> [RECORDS TO USE]
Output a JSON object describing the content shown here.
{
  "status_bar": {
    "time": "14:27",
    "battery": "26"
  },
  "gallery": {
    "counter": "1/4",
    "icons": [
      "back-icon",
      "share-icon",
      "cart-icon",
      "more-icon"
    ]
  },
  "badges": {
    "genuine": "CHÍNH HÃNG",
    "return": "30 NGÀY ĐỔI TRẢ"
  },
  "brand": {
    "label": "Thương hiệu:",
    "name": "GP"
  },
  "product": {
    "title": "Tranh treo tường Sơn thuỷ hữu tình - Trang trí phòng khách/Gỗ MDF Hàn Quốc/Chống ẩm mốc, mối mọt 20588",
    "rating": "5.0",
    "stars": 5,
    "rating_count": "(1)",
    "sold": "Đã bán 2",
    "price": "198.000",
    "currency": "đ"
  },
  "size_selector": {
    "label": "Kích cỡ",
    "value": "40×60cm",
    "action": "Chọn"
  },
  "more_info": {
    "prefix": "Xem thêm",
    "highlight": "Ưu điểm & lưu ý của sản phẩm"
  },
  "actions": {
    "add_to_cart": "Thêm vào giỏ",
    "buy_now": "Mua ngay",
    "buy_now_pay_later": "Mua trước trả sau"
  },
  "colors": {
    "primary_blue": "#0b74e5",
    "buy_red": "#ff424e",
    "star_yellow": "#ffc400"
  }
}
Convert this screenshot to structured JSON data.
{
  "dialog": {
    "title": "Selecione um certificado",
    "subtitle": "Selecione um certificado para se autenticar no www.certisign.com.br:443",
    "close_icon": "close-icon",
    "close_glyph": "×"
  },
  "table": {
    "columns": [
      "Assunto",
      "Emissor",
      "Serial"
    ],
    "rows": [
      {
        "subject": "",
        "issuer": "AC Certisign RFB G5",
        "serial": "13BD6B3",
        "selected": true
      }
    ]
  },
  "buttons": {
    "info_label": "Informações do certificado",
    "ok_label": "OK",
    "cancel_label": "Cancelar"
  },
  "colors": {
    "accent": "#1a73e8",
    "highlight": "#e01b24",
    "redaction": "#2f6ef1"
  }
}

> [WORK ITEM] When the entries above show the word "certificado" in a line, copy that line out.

> [RESPONSE]
    "title": "Selecione um certificado",
    "subtitle": "Selecione um certificado para se autenticar no www.certisign.com.br:443",
    "info_label": "Informações do certificado",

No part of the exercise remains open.